▶ _Exercise_
Give back the whole listing exactly as written, pictures excluded.

▶ _Data for review_
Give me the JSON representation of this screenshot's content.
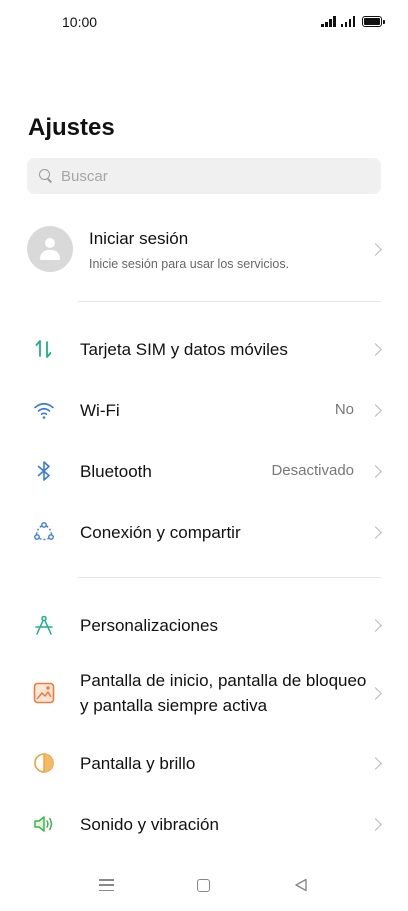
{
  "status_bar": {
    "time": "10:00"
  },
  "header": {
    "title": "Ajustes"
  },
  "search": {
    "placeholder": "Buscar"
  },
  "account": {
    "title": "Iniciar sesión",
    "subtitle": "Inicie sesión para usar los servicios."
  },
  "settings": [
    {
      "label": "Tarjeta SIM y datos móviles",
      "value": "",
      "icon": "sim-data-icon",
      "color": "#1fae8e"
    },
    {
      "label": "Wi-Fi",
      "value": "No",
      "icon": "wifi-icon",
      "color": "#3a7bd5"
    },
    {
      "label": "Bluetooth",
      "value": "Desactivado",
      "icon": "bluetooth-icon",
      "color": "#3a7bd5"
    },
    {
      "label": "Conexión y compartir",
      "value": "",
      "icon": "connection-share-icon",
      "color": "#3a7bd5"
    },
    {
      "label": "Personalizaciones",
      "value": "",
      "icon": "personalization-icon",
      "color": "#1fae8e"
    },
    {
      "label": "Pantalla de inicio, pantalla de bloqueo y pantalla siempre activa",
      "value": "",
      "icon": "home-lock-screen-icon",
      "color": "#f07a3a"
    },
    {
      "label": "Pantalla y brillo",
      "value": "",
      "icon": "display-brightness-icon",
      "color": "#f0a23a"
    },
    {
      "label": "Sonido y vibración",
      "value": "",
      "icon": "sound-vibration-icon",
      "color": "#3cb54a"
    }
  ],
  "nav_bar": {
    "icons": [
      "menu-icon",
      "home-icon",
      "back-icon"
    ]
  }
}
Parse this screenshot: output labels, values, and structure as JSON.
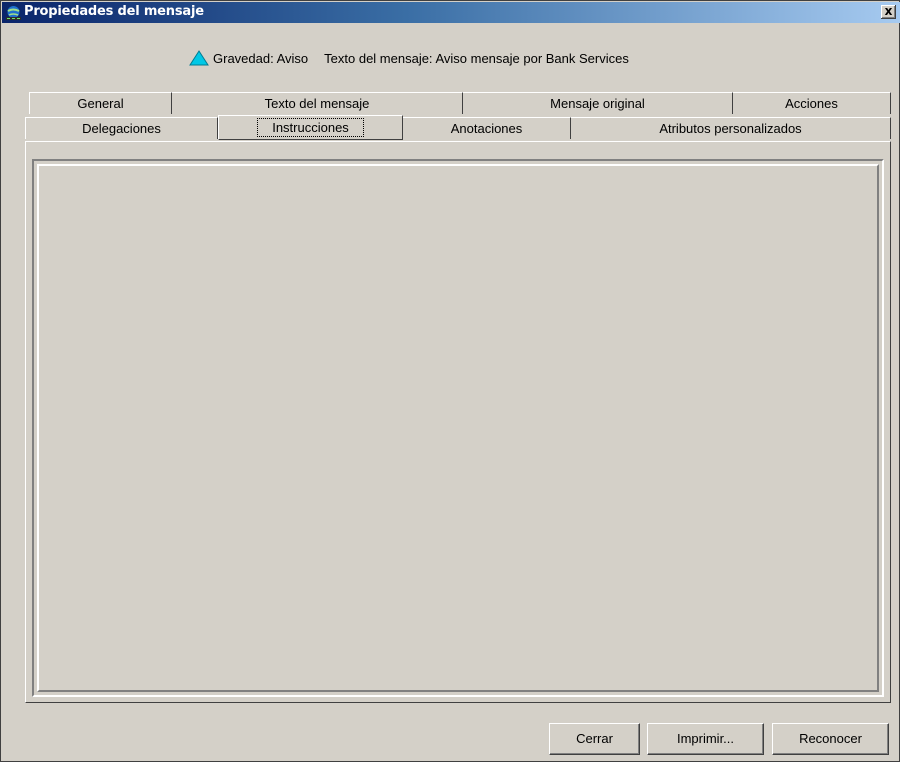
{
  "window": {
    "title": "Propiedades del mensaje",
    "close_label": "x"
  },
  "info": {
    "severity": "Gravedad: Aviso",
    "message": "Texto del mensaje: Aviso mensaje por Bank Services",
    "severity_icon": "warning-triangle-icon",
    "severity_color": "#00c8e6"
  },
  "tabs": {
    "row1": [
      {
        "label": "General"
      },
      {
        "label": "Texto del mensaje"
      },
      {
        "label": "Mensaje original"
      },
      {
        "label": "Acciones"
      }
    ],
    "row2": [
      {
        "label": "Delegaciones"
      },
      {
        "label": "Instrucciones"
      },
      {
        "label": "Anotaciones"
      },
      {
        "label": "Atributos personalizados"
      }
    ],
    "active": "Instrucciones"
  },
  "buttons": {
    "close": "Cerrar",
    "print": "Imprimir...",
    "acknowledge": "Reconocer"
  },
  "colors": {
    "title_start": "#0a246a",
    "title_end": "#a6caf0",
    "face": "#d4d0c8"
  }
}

▶ _Solution for this problem_
Give me the JSON representation of this screenshot's content.
{
  "status_bar": {
    "time": "10:00"
  },
  "header": {
    "title": "Ajustes"
  },
  "search": {
    "placeholder": "Buscar"
  },
  "account": {
    "title": "Iniciar sesión",
    "subtitle": "Inicie sesión para usar los servicios."
  },
  "settings": [
    {
      "label": "Tarjeta SIM y datos móviles",
      "value": "",
      "icon": "sim-data-icon",
      "color": "#1fae8e"
    },
    {
      "label": "Wi-Fi",
      "value": "No",
      "icon": "wifi-icon",
      "color": "#3a7bd5"
    },
    {
      "label": "Bluetooth",
      "value": "Desactivado",
      "icon": "bluetooth-icon",
      "color": "#3a7bd5"
    },
    {
      "label": "Conexión y compartir",
      "value": "",
      "icon": "connection-share-icon",
      "color": "#3a7bd5"
    },
    {
      "label": "Personalizaciones",
      "value": "",
      "icon": "personalization-icon",
      "color": "#1fae8e"
    },
    {
      "label": "Pantalla de inicio, pantalla de bloqueo y pantalla siempre activa",
      "value": "",
      "icon": "home-lock-screen-icon",
      "color": "#f07a3a"
    },
    {
      "label": "Pantalla y brillo",
      "value": "",
      "icon": "display-brightness-icon",
      "color": "#f0a23a"
    },
    {
      "label": "Sonido y vibración",
      "value": "",
      "icon": "sound-vibration-icon",
      "color": "#3cb54a"
    }
  ],
  "nav_bar": {
    "icons": [
      "menu-icon",
      "home-icon",
      "back-icon"
    ]
  }
}
Parse this screenshot: output labels, values, and structure as JSON.
{
  "window": {
    "title": "Propiedades del mensaje",
    "close_label": "x"
  },
  "info": {
    "severity": "Gravedad: Aviso",
    "message": "Texto del mensaje: Aviso mensaje por Bank Services",
    "severity_icon": "warning-triangle-icon",
    "severity_color": "#00c8e6"
  },
  "tabs": {
    "row1": [
      {
        "label": "General"
      },
      {
        "label": "Texto del mensaje"
      },
      {
        "label": "Mensaje original"
      },
      {
        "label": "Acciones"
      }
    ],
    "row2": [
      {
        "label": "Delegaciones"
      },
      {
        "label": "Instrucciones"
      },
      {
        "label": "Anotaciones"
      },
      {
        "label": "Atributos personalizados"
      }
    ],
    "active": "Instrucciones"
  },
  "buttons": {
    "close": "Cerrar",
    "print": "Imprimir...",
    "acknowledge": "Reconocer"
  },
  "colors": {
    "title_start": "#0a246a",
    "title_end": "#a6caf0",
    "face": "#d4d0c8"
  }
}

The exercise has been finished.